Data from East Nusa Tenggara Provincial government in 2010 recorded as many as 300 thousand of trees in Timor, Alor, and Sumba whereas in 2000 there were 1 million in those areas.
“The figure showed a reduction more than 100 percent from the past ten years,” said Yeni Widyana Nurcahyani, S.Hut., M.Sc., lecturer in Faculty of Forestry UGM, on campus, Friday (20/10).
Defending her dissertation on sandalwood research in Gunung Sewu at the Faculty of Forestry UGM, Yeni said the sandalwood is not just threatened to extinct but has also experienced a decline in significant genetic diversity. Forest fragmentation has caused this problem around the world, including Indonesia.
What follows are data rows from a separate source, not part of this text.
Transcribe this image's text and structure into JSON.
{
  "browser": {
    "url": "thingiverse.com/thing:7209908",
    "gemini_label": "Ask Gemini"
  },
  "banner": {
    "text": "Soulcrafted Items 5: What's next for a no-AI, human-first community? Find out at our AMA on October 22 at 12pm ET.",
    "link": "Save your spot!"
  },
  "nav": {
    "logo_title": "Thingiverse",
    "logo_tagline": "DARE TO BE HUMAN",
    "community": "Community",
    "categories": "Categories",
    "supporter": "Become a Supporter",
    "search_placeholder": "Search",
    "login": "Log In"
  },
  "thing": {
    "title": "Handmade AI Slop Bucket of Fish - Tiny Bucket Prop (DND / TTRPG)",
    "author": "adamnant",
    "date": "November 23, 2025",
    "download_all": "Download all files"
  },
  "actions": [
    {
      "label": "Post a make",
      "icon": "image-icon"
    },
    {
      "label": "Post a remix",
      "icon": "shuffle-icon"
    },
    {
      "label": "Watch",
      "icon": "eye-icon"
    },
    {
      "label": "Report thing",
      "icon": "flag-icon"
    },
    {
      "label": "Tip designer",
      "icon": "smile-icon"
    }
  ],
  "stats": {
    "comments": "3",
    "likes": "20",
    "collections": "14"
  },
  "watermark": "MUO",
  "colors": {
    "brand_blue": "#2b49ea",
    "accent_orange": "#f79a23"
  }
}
Social pressure is seen as the main cause of such decrease in addition to natural disruption.
“The population of sandalwood in Indonesia that are found in Java, Sumba, and Timor also degraded in terms of genetics or reproduction due to anthropogenic and natural disruptions,” she said.
Seeing the extent of degradation in natural population in Southeast Indonesia, said Yeni, the emergence of new varieties in Gunung Sewu Global Geopark Network in mid-Java can be a promising resource for rehabilitation programme. The geopark can also be utilised for research and reintroduction purposes.
Her research in the geopark resulted in characteristic differences of landscape and habitat of the area. This caused a variation of population structure, climatic condition, and environment between varieties along the geopark geographic zone.
Yeni said genetic spatial or temporal diversities are varied along with different structure of population. Such diversities are much influenced by population structure, flower abundance, and clonality.
Yeni recommended strategies for sandalwood conservation that should be arranged in line with genetic basis, genetic diversities, pollination system, fragmentation level, and clonality of each population. Development of conservation strategy has to be integrated with regional and national conservation programme.
“Those can be implemented by various schemes of reintroduction, rehabilitation, or social forestry, including conservation management with geopark scheme,” she concluded.